With interest in subnotebooks, UMPCs and powerful portable media players heating up, competition to produce the hardware that powers these hot-selling new devices is also getting fierce. Intel has its Atom mobile processor, Via has its new Nano, and now, Nvidia is also getting in on the game with the Tegra line of processors.
Deviating from its traditional focus exclusively on graphics chips, the Tegra will be an all-in-one system on a chip with a footprint no bigger than a dime. That tiny footprint will roll together an 800MHz ARM processor, HD video processor, and GeForce GPU, to deliver enhanced graphics in mobile platforms.
Nvidia unveiled first processor in the Tegra line, the APX 2500, back in February without the Tegra name. Its newer, more powerful siblings, the Tegra 600 and 650, debuted Monday along with all of Nvidia’s new platform fanfare. They will be able to play 1080p HD video, drive displays up to WSXGA+ resolution, power 3D interfaces with its integrated GeForce GPU, and do it all efficiently enough to keep chugging for 30 hours worth of HD video playback or 130 hours of audio playback. Nvidia claims that’s 10 times better than competing hardware with similar graphics capabilities.
“Our vision was to create a platform that will enable the second personal computer revolution – which will be mobile centric, with devices that last days on a single charge, and yet has the web, high definition media, and computing experiences we’ve come to expect from our PC,” said Nvidia president Jen-Hsun Huang.” Tegra is a completely ground-up computer-on-a-chip architecture that consumes 100 times less power. Mobile internet and computing devices built with Tegra are going to be magical.”
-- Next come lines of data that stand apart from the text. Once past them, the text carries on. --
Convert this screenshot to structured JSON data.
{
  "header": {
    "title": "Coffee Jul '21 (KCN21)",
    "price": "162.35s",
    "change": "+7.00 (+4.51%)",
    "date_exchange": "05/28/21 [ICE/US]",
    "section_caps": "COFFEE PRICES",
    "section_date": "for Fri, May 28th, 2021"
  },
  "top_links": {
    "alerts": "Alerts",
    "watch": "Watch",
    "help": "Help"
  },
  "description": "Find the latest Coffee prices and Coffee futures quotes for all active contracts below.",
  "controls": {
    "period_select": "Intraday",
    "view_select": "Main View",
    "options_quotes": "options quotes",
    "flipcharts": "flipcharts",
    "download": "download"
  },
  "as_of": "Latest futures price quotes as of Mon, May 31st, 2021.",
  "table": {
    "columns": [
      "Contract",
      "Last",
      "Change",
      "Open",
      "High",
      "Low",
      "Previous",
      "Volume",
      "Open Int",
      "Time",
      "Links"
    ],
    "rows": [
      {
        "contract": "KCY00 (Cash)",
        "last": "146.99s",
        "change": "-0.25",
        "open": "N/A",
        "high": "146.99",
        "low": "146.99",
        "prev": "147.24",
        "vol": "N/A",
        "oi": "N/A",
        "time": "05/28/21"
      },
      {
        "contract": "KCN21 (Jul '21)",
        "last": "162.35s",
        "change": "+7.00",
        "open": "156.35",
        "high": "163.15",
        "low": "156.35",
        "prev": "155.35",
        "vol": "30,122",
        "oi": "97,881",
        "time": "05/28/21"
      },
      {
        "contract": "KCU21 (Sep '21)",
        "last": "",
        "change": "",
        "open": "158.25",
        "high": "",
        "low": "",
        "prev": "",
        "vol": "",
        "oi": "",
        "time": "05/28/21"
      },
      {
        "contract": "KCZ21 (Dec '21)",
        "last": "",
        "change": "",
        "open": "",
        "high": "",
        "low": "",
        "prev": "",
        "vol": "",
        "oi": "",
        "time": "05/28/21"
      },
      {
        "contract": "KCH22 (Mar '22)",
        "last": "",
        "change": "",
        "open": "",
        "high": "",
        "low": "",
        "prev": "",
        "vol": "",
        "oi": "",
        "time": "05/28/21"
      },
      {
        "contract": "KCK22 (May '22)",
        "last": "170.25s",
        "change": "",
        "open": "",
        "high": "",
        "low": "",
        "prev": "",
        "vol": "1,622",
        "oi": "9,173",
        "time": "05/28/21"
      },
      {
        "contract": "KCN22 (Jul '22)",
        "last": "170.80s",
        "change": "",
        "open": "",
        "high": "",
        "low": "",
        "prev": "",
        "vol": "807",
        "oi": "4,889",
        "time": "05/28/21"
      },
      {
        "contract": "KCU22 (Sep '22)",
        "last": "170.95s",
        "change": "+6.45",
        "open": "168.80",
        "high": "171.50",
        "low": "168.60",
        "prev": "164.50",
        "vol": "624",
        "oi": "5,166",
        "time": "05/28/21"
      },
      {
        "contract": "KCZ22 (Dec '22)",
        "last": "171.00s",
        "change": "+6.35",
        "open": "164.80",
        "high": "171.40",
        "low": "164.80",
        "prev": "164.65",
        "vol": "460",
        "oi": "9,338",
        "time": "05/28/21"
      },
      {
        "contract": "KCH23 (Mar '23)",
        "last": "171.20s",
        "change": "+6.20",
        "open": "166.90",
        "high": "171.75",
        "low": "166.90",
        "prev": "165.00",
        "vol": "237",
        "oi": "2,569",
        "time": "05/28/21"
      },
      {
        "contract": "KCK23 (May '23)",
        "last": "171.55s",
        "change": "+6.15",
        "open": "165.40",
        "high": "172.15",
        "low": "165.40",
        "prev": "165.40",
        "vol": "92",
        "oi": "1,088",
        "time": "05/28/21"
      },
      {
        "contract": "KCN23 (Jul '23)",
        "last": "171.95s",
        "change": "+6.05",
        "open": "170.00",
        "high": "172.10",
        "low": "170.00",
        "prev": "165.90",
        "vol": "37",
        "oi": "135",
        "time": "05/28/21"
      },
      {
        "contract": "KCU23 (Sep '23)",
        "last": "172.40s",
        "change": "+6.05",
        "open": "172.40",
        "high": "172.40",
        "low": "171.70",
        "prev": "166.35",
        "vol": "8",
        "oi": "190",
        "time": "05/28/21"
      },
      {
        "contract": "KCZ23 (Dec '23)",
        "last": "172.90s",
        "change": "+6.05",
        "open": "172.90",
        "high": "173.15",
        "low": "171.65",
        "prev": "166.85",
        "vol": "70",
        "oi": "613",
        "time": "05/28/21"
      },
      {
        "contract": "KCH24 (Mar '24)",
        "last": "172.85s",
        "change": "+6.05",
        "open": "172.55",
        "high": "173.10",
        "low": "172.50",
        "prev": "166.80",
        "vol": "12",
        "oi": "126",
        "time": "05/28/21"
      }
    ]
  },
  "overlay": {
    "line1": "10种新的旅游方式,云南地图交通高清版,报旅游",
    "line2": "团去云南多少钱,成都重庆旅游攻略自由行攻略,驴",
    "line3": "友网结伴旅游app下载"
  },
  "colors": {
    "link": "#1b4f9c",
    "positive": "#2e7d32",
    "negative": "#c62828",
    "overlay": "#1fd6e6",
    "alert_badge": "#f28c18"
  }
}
According to BBC News, Nvidia expects Tegra-equipped devices to run in the $200 to $250 range when they debut, but the company has yet to give a better idea when that will be. A prototype of the processor will likely be on display at Computex, a trade show in Taiwan that runs June 3 through June 7.